■ EXERCISE DIRECTIONS:
Take from the material every line that contains the word "description".

_ _ _

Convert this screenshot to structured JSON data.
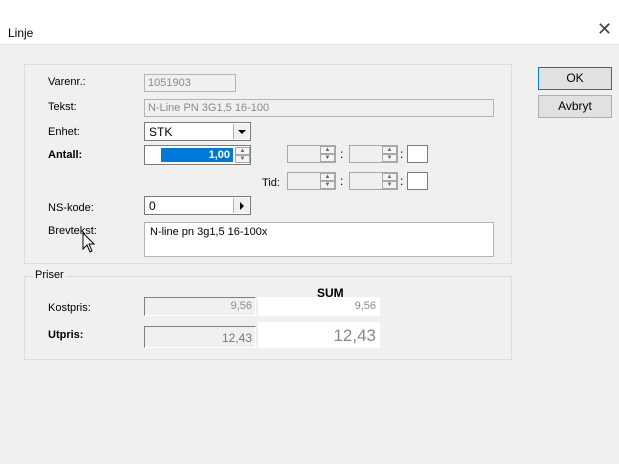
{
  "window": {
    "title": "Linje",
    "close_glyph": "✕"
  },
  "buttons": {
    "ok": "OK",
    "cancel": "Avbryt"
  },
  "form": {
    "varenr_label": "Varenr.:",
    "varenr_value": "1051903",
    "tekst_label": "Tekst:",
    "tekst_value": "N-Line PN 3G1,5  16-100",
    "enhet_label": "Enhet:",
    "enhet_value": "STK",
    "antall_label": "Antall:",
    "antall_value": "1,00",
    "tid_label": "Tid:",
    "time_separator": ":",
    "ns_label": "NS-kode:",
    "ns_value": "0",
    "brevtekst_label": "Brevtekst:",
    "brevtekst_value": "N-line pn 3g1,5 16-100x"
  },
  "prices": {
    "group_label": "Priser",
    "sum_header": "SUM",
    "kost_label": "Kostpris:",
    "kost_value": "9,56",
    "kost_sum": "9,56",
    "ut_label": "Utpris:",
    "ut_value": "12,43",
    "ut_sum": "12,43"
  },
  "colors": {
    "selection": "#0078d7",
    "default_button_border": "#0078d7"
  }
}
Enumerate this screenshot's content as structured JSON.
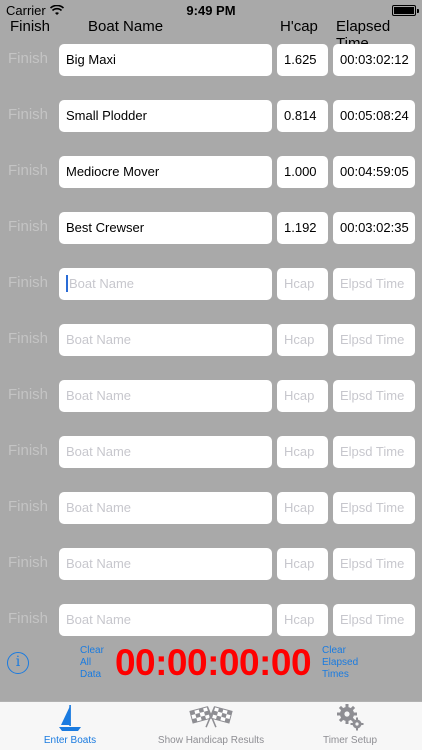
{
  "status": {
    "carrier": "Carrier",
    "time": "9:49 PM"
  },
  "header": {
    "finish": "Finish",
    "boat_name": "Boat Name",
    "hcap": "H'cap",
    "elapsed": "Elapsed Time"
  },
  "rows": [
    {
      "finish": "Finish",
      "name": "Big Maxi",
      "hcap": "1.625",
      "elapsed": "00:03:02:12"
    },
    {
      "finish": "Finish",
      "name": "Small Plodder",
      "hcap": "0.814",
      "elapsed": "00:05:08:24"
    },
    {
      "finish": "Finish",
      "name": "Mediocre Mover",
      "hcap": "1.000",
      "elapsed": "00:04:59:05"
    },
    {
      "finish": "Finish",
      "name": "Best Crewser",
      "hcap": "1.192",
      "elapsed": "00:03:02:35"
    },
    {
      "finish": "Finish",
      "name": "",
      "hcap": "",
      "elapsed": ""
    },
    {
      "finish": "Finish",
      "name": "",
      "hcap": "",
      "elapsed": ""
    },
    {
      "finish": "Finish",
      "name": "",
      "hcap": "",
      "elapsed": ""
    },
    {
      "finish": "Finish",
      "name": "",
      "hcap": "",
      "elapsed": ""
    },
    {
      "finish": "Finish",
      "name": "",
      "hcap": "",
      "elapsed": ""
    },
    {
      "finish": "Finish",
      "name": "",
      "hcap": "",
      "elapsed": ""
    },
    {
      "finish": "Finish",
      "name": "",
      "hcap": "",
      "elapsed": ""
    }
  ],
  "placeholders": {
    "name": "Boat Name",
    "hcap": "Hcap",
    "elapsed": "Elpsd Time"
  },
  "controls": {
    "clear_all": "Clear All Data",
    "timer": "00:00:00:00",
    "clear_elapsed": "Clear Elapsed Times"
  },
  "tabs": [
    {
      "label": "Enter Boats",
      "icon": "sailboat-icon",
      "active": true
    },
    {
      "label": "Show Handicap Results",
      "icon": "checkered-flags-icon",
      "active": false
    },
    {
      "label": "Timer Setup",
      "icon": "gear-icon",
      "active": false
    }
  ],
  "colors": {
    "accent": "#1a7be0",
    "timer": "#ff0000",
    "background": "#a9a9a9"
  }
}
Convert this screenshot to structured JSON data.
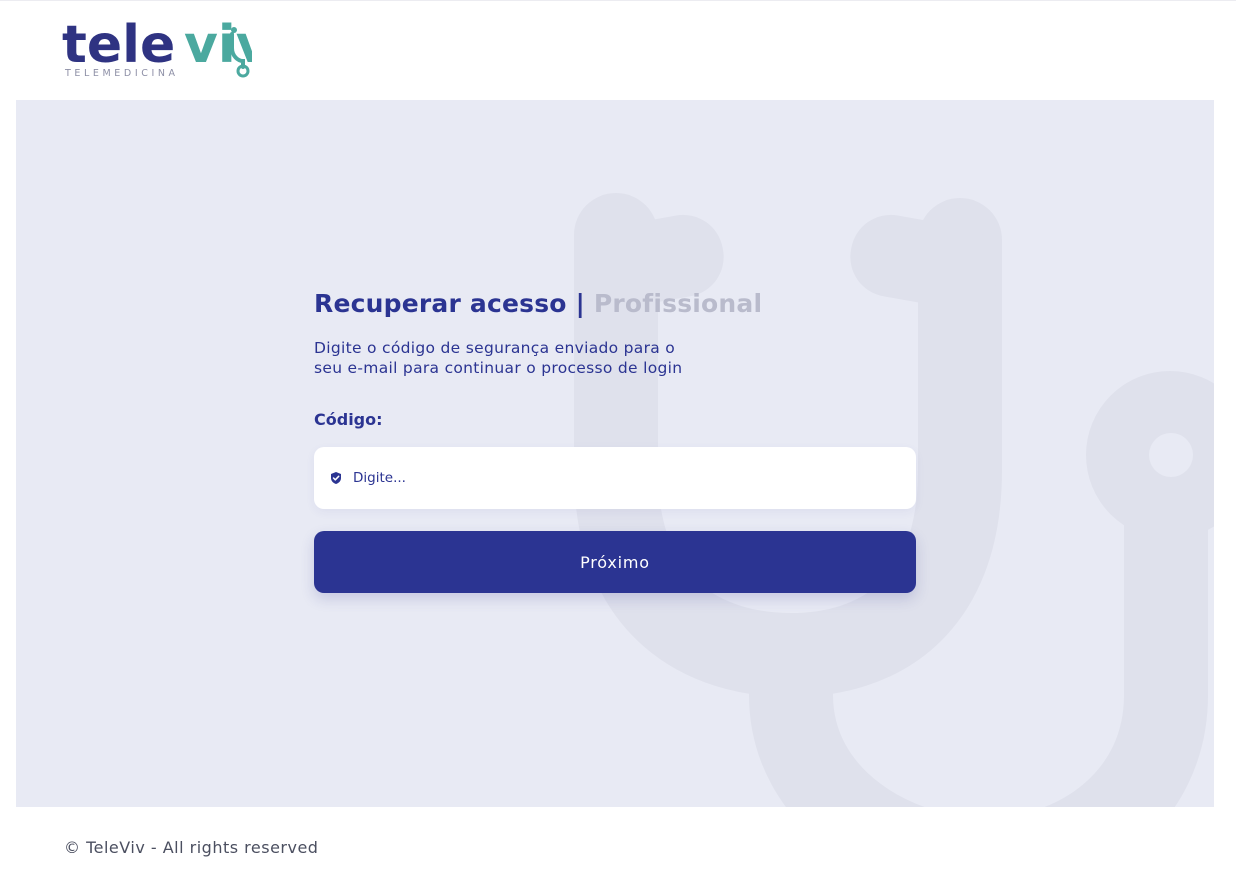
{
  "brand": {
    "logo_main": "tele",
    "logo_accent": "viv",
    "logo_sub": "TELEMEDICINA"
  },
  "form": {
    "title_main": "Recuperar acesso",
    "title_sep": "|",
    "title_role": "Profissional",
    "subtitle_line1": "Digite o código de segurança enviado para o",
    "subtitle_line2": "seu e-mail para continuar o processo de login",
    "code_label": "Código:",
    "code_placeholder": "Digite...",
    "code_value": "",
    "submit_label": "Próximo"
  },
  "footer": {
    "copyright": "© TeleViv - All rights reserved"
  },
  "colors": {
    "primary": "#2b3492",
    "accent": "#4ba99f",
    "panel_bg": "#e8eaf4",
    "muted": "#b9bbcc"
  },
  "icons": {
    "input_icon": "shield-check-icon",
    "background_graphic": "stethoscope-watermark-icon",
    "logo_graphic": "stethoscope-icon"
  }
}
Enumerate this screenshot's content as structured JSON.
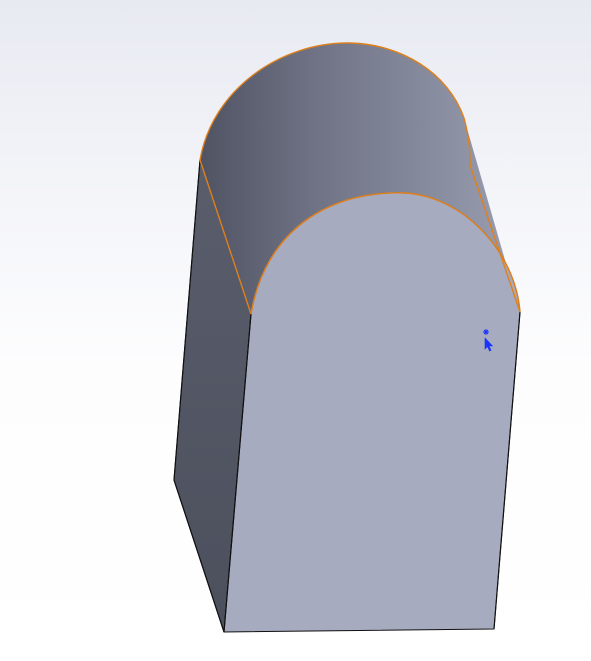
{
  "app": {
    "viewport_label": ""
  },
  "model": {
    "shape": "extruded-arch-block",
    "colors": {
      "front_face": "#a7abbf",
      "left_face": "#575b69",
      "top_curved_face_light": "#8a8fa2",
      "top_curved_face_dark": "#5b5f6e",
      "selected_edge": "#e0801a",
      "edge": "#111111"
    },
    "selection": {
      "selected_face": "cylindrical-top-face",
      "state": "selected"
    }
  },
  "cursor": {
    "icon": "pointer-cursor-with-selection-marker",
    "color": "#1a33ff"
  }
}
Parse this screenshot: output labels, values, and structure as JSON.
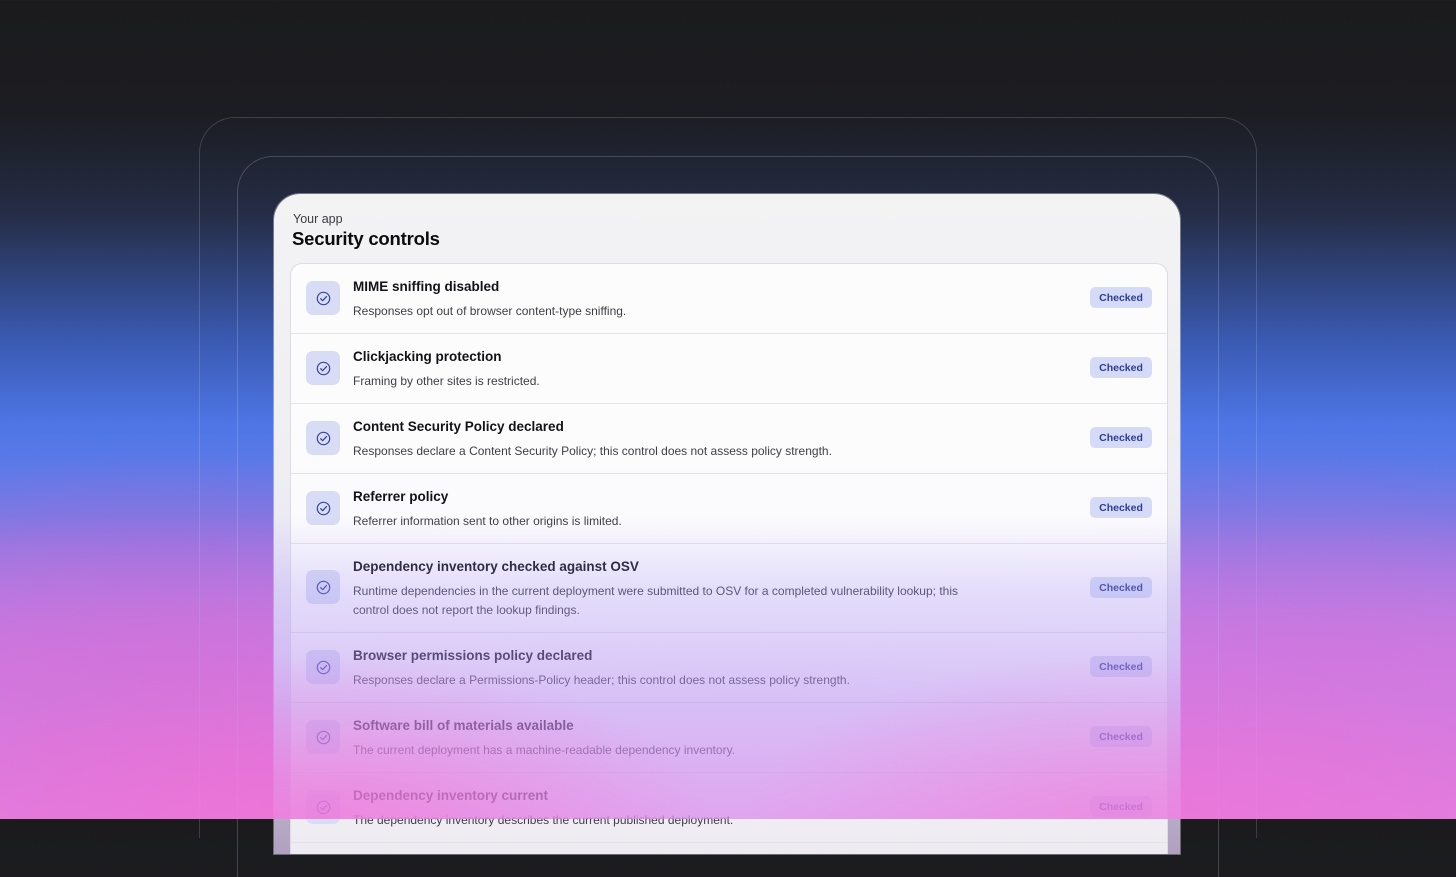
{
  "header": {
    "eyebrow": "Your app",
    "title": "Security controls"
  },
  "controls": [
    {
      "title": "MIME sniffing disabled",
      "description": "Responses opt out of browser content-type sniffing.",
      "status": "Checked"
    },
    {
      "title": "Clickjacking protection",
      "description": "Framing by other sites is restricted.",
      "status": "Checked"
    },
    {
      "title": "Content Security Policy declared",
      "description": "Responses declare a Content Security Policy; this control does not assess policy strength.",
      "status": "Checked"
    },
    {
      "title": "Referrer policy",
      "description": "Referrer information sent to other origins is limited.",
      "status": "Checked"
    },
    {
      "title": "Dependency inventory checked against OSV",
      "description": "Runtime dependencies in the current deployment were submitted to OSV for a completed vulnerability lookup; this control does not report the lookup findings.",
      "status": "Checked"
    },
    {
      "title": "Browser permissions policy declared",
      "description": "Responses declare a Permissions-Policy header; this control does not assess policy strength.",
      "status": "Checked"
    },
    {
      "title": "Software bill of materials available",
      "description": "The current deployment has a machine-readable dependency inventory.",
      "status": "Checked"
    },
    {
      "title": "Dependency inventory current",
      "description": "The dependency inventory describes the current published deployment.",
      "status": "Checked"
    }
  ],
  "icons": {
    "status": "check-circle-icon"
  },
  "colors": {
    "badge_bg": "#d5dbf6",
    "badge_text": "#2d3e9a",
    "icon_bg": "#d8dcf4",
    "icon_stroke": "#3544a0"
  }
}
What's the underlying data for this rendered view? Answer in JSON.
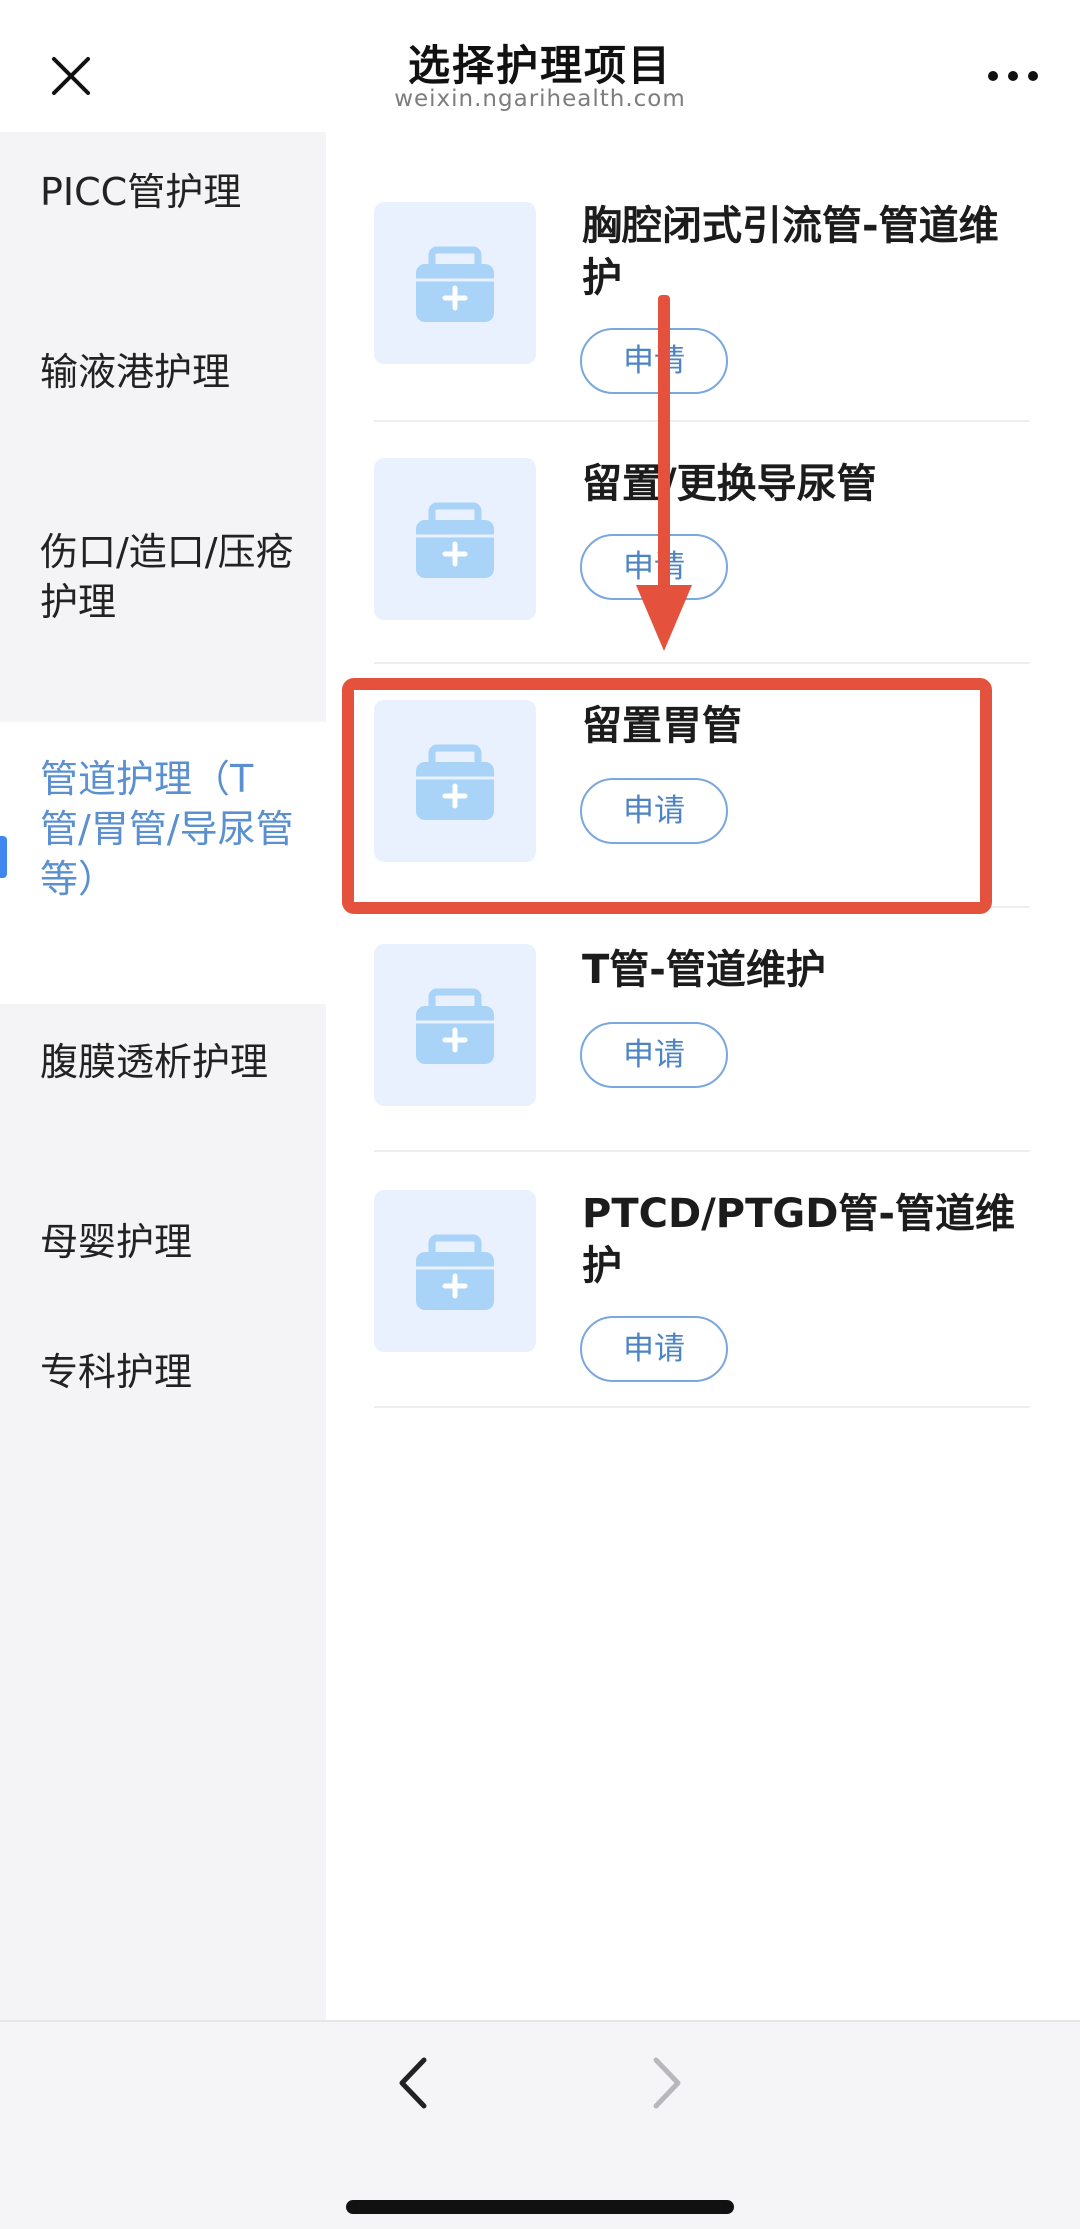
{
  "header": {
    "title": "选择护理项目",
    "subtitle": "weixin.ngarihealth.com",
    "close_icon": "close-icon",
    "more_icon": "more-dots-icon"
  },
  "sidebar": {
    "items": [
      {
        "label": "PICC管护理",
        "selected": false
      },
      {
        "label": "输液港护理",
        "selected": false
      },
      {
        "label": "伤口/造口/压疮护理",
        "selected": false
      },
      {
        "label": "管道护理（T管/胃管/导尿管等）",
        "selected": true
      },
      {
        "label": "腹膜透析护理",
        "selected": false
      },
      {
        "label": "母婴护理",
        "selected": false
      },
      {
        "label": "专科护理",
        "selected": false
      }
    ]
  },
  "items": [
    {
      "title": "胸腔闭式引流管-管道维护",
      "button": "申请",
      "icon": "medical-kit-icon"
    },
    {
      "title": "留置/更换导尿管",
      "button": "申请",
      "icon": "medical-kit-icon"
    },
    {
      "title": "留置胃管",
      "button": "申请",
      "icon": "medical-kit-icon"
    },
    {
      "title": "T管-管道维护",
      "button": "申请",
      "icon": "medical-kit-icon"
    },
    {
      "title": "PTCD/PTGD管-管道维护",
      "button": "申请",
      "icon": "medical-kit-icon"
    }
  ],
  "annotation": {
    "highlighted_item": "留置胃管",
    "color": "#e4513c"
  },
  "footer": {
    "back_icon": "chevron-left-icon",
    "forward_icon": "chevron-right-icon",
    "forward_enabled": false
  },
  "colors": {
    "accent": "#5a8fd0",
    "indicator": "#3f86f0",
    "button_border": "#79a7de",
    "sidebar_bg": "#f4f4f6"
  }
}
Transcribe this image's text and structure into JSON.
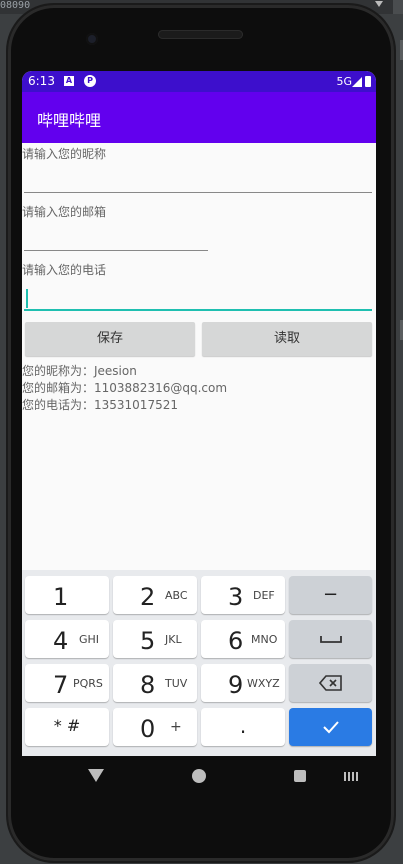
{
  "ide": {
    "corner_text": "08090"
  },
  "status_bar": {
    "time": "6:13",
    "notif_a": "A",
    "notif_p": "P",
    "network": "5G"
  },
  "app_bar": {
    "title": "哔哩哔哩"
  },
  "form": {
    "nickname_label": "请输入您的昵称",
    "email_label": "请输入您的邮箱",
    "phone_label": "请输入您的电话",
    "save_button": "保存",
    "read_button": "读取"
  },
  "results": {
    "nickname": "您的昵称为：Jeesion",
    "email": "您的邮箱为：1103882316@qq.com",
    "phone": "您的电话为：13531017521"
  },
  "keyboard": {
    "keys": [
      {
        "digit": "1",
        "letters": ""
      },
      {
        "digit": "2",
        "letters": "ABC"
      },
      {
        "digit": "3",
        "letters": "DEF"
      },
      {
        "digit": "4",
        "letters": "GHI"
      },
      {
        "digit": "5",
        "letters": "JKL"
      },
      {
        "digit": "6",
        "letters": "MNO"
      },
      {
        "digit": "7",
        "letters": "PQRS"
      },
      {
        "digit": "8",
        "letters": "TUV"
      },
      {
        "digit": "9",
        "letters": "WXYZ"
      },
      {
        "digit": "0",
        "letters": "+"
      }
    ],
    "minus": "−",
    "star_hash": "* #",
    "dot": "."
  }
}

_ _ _

■ REPLY TO THE TASK:
      "description": "Responses opt out of browser content-type sniffing.",
      "description": "Framing by other sites is restricted.",
      "description": "Responses declare a Content Security Policy; this control does not assess policy strength.",
      "description": "Referrer information sent to other origins is limited.",
      "description": "Runtime dependencies in the current deployment were submitted to OSV for a completed vulnerability lookup; this control does not report the lookup findings.",
      "description": "Responses declare a Permissions-Policy header; this control does not assess policy strength.",
      "description": "The current deployment has a machine-readable dependency inventory.",
      "description": "The dependency inventory describes the current published deployment.",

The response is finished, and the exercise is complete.